Stored items:
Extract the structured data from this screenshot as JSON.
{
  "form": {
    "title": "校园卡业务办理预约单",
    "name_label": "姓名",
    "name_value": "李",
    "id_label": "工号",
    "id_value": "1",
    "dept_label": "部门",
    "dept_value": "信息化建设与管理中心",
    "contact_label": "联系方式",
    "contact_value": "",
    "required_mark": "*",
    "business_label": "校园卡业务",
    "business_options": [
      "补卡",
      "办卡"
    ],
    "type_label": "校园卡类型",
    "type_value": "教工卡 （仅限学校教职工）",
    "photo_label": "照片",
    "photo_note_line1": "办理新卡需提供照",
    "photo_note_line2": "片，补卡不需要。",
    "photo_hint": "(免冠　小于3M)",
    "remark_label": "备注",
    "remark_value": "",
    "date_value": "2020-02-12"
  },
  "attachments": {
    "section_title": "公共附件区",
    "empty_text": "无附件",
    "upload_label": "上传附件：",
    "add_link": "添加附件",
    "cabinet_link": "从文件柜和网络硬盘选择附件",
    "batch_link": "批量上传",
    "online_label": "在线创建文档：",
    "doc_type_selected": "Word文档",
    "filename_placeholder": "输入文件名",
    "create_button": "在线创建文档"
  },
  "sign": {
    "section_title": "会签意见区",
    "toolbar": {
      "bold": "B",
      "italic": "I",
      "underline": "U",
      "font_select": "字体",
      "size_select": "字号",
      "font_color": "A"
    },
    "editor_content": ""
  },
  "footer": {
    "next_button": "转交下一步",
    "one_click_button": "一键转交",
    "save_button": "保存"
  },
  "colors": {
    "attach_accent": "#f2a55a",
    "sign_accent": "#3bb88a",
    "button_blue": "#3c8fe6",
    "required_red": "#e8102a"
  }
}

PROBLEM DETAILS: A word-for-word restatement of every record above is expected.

WRITTEN SOLUTION:
Extract the structured data from this screenshot as JSON.
{
  "form": {
    "title": "校园卡业务办理预约单",
    "name_label": "姓名",
    "name_value": "李",
    "id_label": "工号",
    "id_value": "1",
    "dept_label": "部门",
    "dept_value": "信息化建设与管理中心",
    "contact_label": "联系方式",
    "contact_value": "",
    "required_mark": "*",
    "business_label": "校园卡业务",
    "business_options": [
      "补卡",
      "办卡"
    ],
    "type_label": "校园卡类型",
    "type_value": "教工卡 （仅限学校教职工）",
    "photo_label": "照片",
    "photo_note_line1": "办理新卡需提供照",
    "photo_note_line2": "片，补卡不需要。",
    "photo_hint": "(免冠　小于3M)",
    "remark_label": "备注",
    "remark_value": "",
    "date_value": "2020-02-12"
  },
  "attachments": {
    "section_title": "公共附件区",
    "empty_text": "无附件",
    "upload_label": "上传附件：",
    "add_link": "添加附件",
    "cabinet_link": "从文件柜和网络硬盘选择附件",
    "batch_link": "批量上传",
    "online_label": "在线创建文档：",
    "doc_type_selected": "Word文档",
    "filename_placeholder": "输入文件名",
    "create_button": "在线创建文档"
  },
  "sign": {
    "section_title": "会签意见区",
    "toolbar": {
      "bold": "B",
      "italic": "I",
      "underline": "U",
      "font_select": "字体",
      "size_select": "字号",
      "font_color": "A"
    },
    "editor_content": ""
  },
  "footer": {
    "next_button": "转交下一步",
    "one_click_button": "一键转交",
    "save_button": "保存"
  },
  "colors": {
    "attach_accent": "#f2a55a",
    "sign_accent": "#3bb88a",
    "button_blue": "#3c8fe6",
    "required_red": "#e8102a"
  }
}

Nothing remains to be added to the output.